A single number is the whole answer: the tally of lines in the data below that include the word "ALFANUMÉRICA".
◇ ◇ ◇ ◇ ◇
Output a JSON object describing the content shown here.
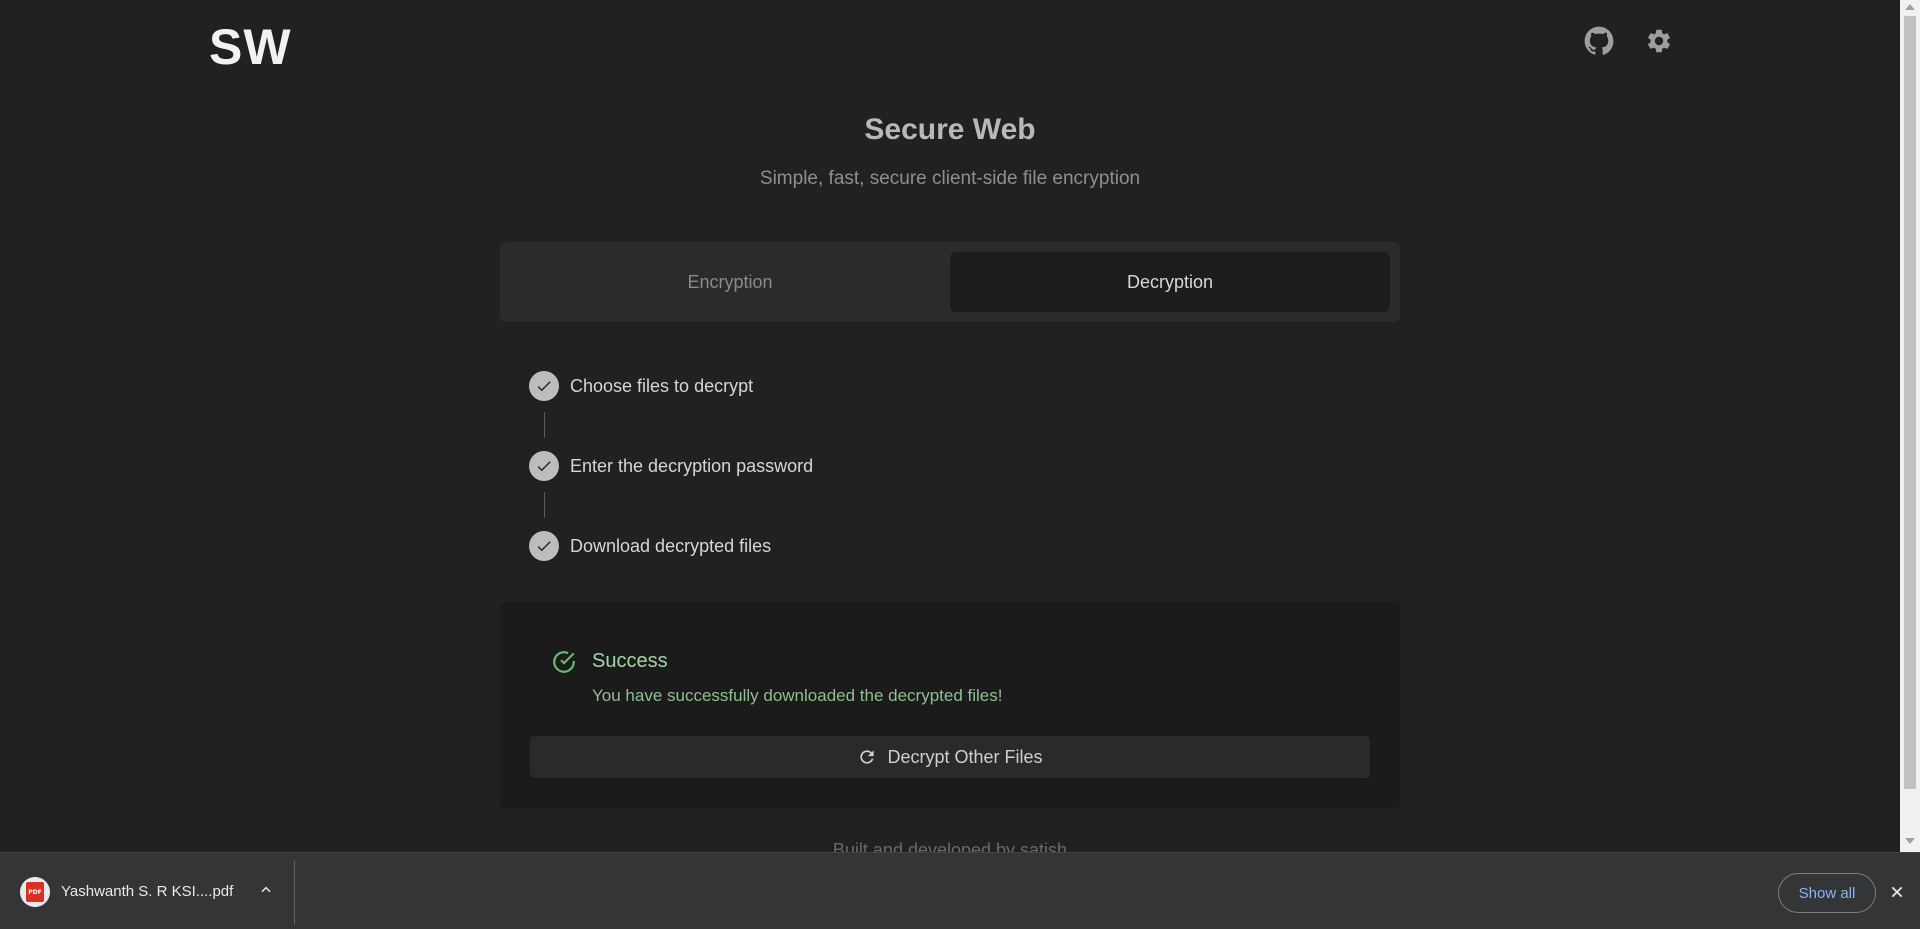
{
  "header": {
    "logo": "SW",
    "github_icon": "github-icon",
    "settings_icon": "gear-icon"
  },
  "hero": {
    "title": "Secure Web",
    "subtitle": "Simple, fast, secure client-side file encryption"
  },
  "tabs": [
    {
      "label": "Encryption",
      "active": false
    },
    {
      "label": "Decryption",
      "active": true
    }
  ],
  "steps": [
    {
      "label": "Choose files to decrypt",
      "done": true
    },
    {
      "label": "Enter the decryption password",
      "done": true
    },
    {
      "label": "Download decrypted files",
      "done": true
    }
  ],
  "result": {
    "title": "Success",
    "message": "You have successfully downloaded the decrypted files!",
    "button_label": "Decrypt Other Files",
    "button_icon": "refresh-icon"
  },
  "footer": {
    "text": "Built and developed by satish"
  },
  "download_bar": {
    "file_name": "Yashwanth S. R KSI....pdf",
    "file_icon": "pdf-file-icon",
    "file_badge": "PDF",
    "show_all_label": "Show all"
  },
  "colors": {
    "background": "#212121",
    "success": "#a5d6a7",
    "link": "#8ab4f8"
  }
}
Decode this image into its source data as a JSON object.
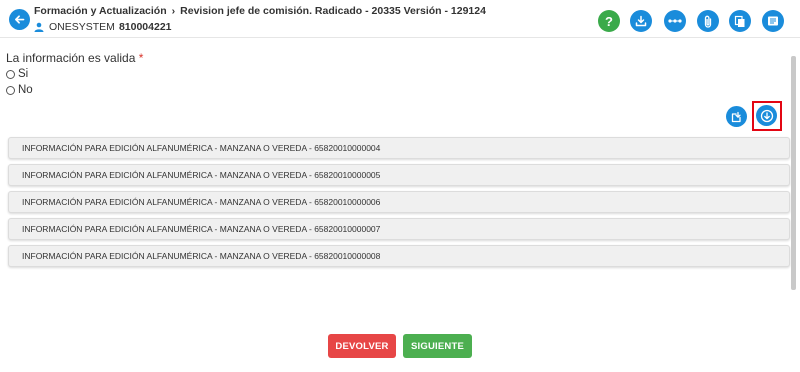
{
  "header": {
    "breadcrumb_root": "Formación y Actualización",
    "breadcrumb_current": "Revision jefe de comisión. Radicado - 20335 Versión - 129124",
    "user_name": "ONESYSTEM",
    "user_id": "810004221"
  },
  "toolbar": {
    "icons": [
      "help-icon",
      "download-icon",
      "workflow-icon",
      "attachment-icon",
      "copy-document-icon",
      "form-list-icon"
    ],
    "colors": {
      "primary": "#1a8cdb",
      "help": "#3aaa4a"
    }
  },
  "form": {
    "question": "La información es valida",
    "required_mark": "*",
    "options": [
      {
        "label": "Si"
      },
      {
        "label": "No"
      }
    ]
  },
  "panels": [
    {
      "label": "INFORMACIÓN PARA EDICIÓN ALFANUMÉRICA - MANZANA O VEREDA - 65820010000004"
    },
    {
      "label": "INFORMACIÓN PARA EDICIÓN ALFANUMÉRICA - MANZANA O VEREDA - 65820010000005"
    },
    {
      "label": "INFORMACIÓN PARA EDICIÓN ALFANUMÉRICA - MANZANA O VEREDA - 65820010000006"
    },
    {
      "label": "INFORMACIÓN PARA EDICIÓN ALFANUMÉRICA - MANZANA O VEREDA - 65820010000007"
    },
    {
      "label": "INFORMACIÓN PARA EDICIÓN ALFANUMÉRICA - MANZANA O VEREDA - 65820010000008"
    }
  ],
  "footer": {
    "return_label": "DEVOLVER",
    "next_label": "SIGUIENTE",
    "colors": {
      "return": "#e74646",
      "next": "#4caf50"
    }
  }
}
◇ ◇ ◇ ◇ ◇
* [WRITTEN ANSWER]: 5